How about an Award for
by Bill McNeill Ross
I read a dispatch in Maura Welch's excellent Boston Globe 'Business Filter' blog about Exxon's enormous profits, coming "at a time when U.S. consumers have seen what many call price-gouging, and little is being done to develop new sources of fuel."
Why is that? We've seen that when we are deeply dependent on energy sources located within foreign lands, conditions can become more difficult to control than expected, and costs can run quite high. One shudders to think what tiny fraction that investments in renewable, 'green energy' represent, across both government and business, vs. research on more efficient ways to pump oil out of the ground.
MIT presents an award every year, the $500,000 Lemelson-MIT Prize, which is the largest single cash prize for invention in the United States. It's given to an individual 'who demonstrates remarkable inventiveness and creativity, and a proven commitment to inspiring others.' This is a wonderful thing, of course. MIT doesn't stop there: the Sloan eBusiness Awards 'recognize outstanding achievements by companies and individuals who have made innovative contributions in eBusiness.'
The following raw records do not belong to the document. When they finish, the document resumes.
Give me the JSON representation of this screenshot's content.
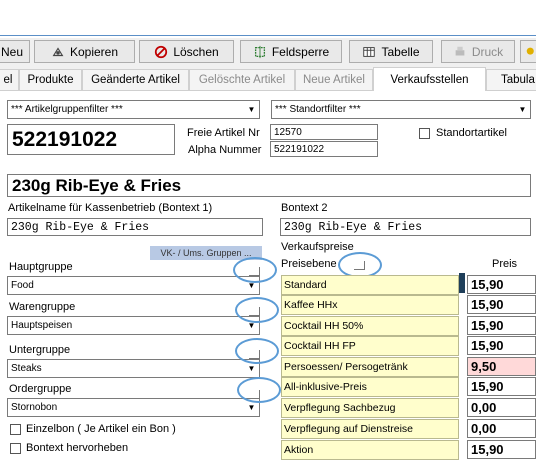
{
  "toolbar": {
    "buttons": [
      {
        "label": "Neu",
        "icon": "new-icon"
      },
      {
        "label": "Kopieren",
        "icon": "copy-icon"
      },
      {
        "label": "Löschen",
        "icon": "delete-icon"
      },
      {
        "label": "Feldsperre",
        "icon": "field-lock-icon"
      },
      {
        "label": "Tabelle",
        "icon": "table-icon"
      },
      {
        "label": "Druck",
        "icon": "print-icon",
        "disabled": true
      }
    ]
  },
  "tabs": [
    {
      "label": "el",
      "active": false
    },
    {
      "label": "Produkte",
      "active": false
    },
    {
      "label": "Geänderte Artikel",
      "active": false
    },
    {
      "label": "Gelöschte Artikel",
      "active": false,
      "dim": true
    },
    {
      "label": "Neue Artikel",
      "active": false,
      "dim": true
    },
    {
      "label": "Verkaufsstellen",
      "active": true
    },
    {
      "label": "Tabula",
      "active": false
    }
  ],
  "filters": {
    "group": "*** Artikelgruppenfilter ***",
    "location": "*** Standortfilter ***"
  },
  "article": {
    "number": "522191022",
    "free_label": "Freie Artikel Nr",
    "free_value": "12570",
    "alpha_label": "Alpha Nummer",
    "alpha_value": "522191022",
    "standort_label": "Standortartikel",
    "name": "230g Rib-Eye & Fries",
    "kasse_label": "Artikelname für Kassenbetrieb (Bontext 1)",
    "kasse_value": "230g Rib-Eye & Fries",
    "bontext2_label": "Bontext 2",
    "bontext2_value": "230g Rib-Eye & Fries"
  },
  "vk_button": "VK- / Ums. Gruppen ...",
  "groups": {
    "haupt_label": "Hauptgruppe",
    "haupt_value": "Food",
    "waren_label": "Warengruppe",
    "waren_value": "Hauptspeisen",
    "unter_label": "Untergruppe",
    "unter_value": "Steaks",
    "order_label": "Ordergruppe",
    "order_value": "Stornobon"
  },
  "checks": {
    "einzelbon": "Einzelbon ( Je Artikel ein Bon )",
    "bontext": "Bontext hervorheben"
  },
  "prices": {
    "header_a": "Verkaufspreise",
    "header_b": "Preisebene",
    "header_price": "Preis",
    "rows": [
      {
        "level": "Standard",
        "price": "15,90"
      },
      {
        "level": "Kaffee HHx",
        "price": "15,90"
      },
      {
        "level": "Cocktail HH 50%",
        "price": "15,90"
      },
      {
        "level": "Cocktail HH FP",
        "price": "15,90"
      },
      {
        "level": "Persoessen/ Persogetränk",
        "price": "9,50",
        "highlight": true
      },
      {
        "level": "All-inklusive-Preis",
        "price": "15,90"
      },
      {
        "level": "Verpflegung Sachbezug",
        "price": "0,00"
      },
      {
        "level": "Verpflegung auf Dienstreise",
        "price": "0,00"
      },
      {
        "level": "Aktion",
        "price": "15,90"
      }
    ]
  },
  "colors": {
    "highlight_ring": "#5b9bd5",
    "price_level_bg": "#fffecc",
    "pink_price_bg": "#ffd9d9"
  }
}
But once, reading about the most recent recipient of one of these awards, I found myself wishing someone gave an award specifically for helping to un-do a lot of what technologies have done; things like toxic waste, or fluorescent lights, for instance. True, the damaging technologies might turn out to include some past awardwinners. But sometimes an institution's gotta do what an institution's gotta do.
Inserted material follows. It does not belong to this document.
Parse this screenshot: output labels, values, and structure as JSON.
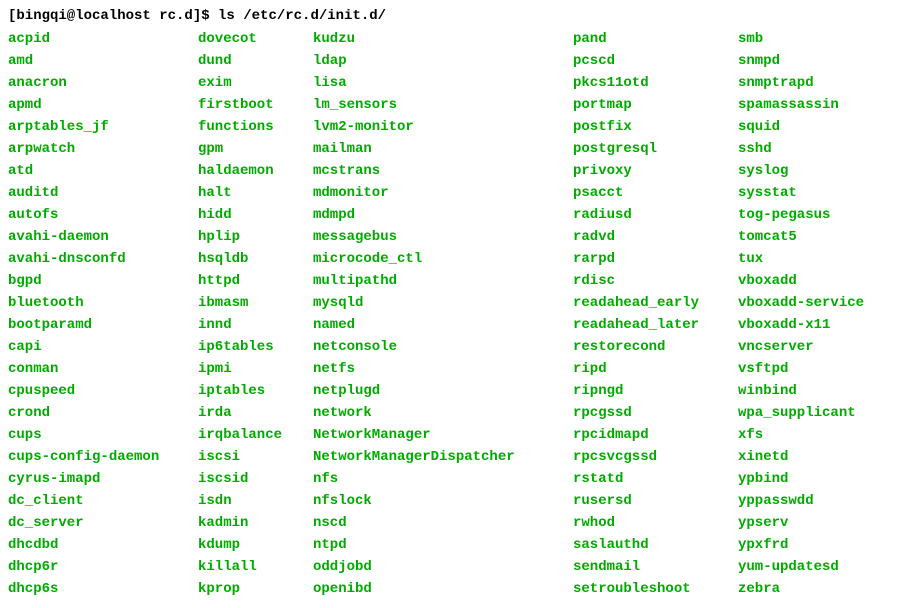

How about plastic? Doesn't it seem like very single item you buy these days has a layer if not two of plastic? As I understand it, that stuff is not going to go away. According to The Observer, plastic bottles can last for 450 years. The 500 billion plastic bags a year used worldwide will each take from months to hundreds of years to break down, and as they decompose, toxic particles seep into the soil and water.
Currently, it is being left to some hoped-for genius in the 22nd century to figure a way to break plastic down into its basic elements, so that those molecules can peacefully re-enter the ecosystem. Said inventor will surely have plenty of raw material to experiment on, thanks to us. Let's hope Buckminster Fuller was right when he argued that, 'Pollution is nothing more than an unharvested resource.'
Wouldn't it be nice if MIT or someone was giving an annual award for that sort of achievement? Technology, after all, is the application of science, presumably to problems that people have. And we've got some problems, people.
Has anyone planned how we're going to keep track of all those nanobots they're designing now, for instance? You know, the ones that will be invisible to the human eye? That's going to be a growth business at some point in the near future. And what about climactic climate change, with all those low-lying coastal cities in the world slated to be enjoying progressively higher tides in the coming years? We're going to need some very innovative ideas indeed.
Trying to fix the problems created by introducing technologies too hastily is a very difficult proposition, and one that can easily get discouraging. So we should also keep moving forward on positive efforts, like on generating energy in a clean and powerful manner, or a technology that performs some vital task in a newly simple and inexpensive way. (But let's require that it be a vital task, something that people objectively need, rather than one that they can be convinced they want.)
Let's give MIT its due: the Lemelson Foundation describes their work as, 'to inspire and recognize inventors, with a growing emphasis on those who harness invention for sustainable development where the needs are greatest,' which puts them halfway there. But we need a prize, and its attendent publicity around the country and globe, that's focused on promoting regenerative, earth-cooperative models.
Elsewhere at the school and in the Globe (Sept. 2004), researchers demonstrated that using a process similar to the photosynthesis, our cellphones and laptops could soon draw power from a coating that's related to spinach. Shuguang Zhang, associate director of MIT's Center for Biomedical Engineering, explained, 'Billions of years of evolution have taught plants to use sunlight efficiently.' You just can't ask for a greener power than that.
(c) 2006 by Bill McNeill Ross
© 2017, William McNeill Ross